WHAT THIS TASK INVOLVES | Please copy the data exactly as it stands, minus the images.

***** TASK MATERIAL

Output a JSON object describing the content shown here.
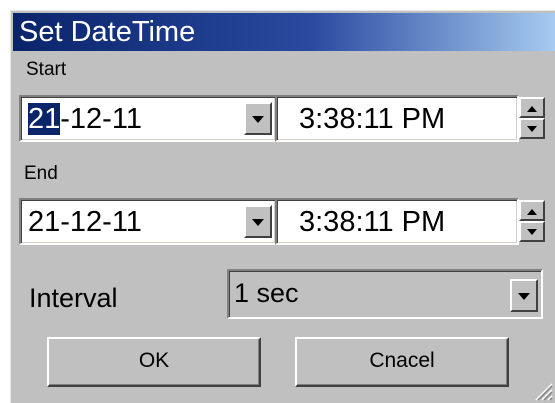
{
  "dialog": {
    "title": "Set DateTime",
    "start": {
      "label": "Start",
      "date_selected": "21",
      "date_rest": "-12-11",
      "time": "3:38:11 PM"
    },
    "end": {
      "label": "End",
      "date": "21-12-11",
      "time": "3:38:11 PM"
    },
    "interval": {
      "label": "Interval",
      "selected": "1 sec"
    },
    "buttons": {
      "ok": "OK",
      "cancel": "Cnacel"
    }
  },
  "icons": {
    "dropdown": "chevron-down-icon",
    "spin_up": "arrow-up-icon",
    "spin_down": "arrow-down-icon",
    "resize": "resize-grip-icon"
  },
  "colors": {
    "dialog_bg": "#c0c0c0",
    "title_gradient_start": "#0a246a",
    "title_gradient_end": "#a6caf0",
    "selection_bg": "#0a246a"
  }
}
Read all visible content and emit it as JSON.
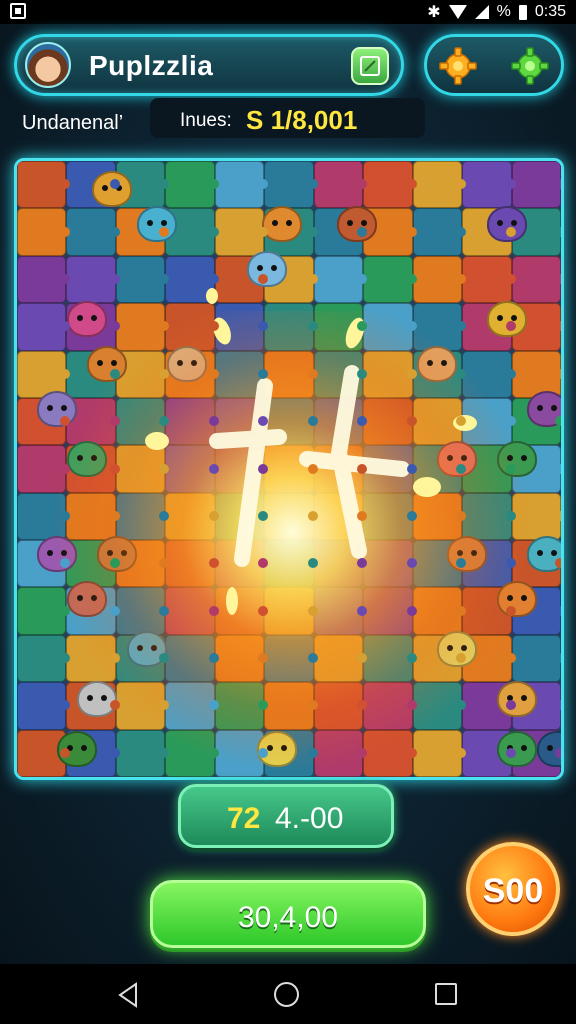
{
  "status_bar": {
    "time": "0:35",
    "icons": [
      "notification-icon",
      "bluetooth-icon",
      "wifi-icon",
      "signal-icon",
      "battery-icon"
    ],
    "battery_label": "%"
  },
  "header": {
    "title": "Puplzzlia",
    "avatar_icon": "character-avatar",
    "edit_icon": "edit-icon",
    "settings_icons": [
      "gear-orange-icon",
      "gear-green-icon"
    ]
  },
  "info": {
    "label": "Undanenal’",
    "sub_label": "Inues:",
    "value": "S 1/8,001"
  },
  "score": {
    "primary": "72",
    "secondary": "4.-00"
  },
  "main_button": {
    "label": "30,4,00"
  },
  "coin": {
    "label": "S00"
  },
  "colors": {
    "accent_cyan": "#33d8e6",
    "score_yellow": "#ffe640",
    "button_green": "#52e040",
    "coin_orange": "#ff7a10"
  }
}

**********

RESPONSE |
Output a JSON object describing the content shown here.
{
  "dialog": {
    "title": "Set DateTime",
    "start": {
      "label": "Start",
      "date_selected": "21",
      "date_rest": "-12-11",
      "time": "3:38:11 PM"
    },
    "end": {
      "label": "End",
      "date": "21-12-11",
      "time": "3:38:11 PM"
    },
    "interval": {
      "label": "Interval",
      "selected": "1 sec"
    },
    "buttons": {
      "ok": "OK",
      "cancel": "Cnacel"
    }
  },
  "icons": {
    "dropdown": "chevron-down-icon",
    "spin_up": "arrow-up-icon",
    "spin_down": "arrow-down-icon",
    "resize": "resize-grip-icon"
  },
  "colors": {
    "dialog_bg": "#c0c0c0",
    "title_gradient_start": "#0a246a",
    "title_gradient_end": "#a6caf0",
    "selection_bg": "#0a246a"
  }
}
Read all visible content and emit it as JSON.
{
  "status_bar": {
    "time": "0:35",
    "icons": [
      "notification-icon",
      "bluetooth-icon",
      "wifi-icon",
      "signal-icon",
      "battery-icon"
    ],
    "battery_label": "%"
  },
  "header": {
    "title": "Puplzzlia",
    "avatar_icon": "character-avatar",
    "edit_icon": "edit-icon",
    "settings_icons": [
      "gear-orange-icon",
      "gear-green-icon"
    ]
  },
  "info": {
    "label": "Undanenal’",
    "sub_label": "Inues:",
    "value": "S 1/8,001"
  },
  "score": {
    "primary": "72",
    "secondary": "4.-00"
  },
  "main_button": {
    "label": "30,4,00"
  },
  "coin": {
    "label": "S00"
  },
  "colors": {
    "accent_cyan": "#33d8e6",
    "score_yellow": "#ffe640",
    "button_green": "#52e040",
    "coin_orange": "#ff7a10"
  }
}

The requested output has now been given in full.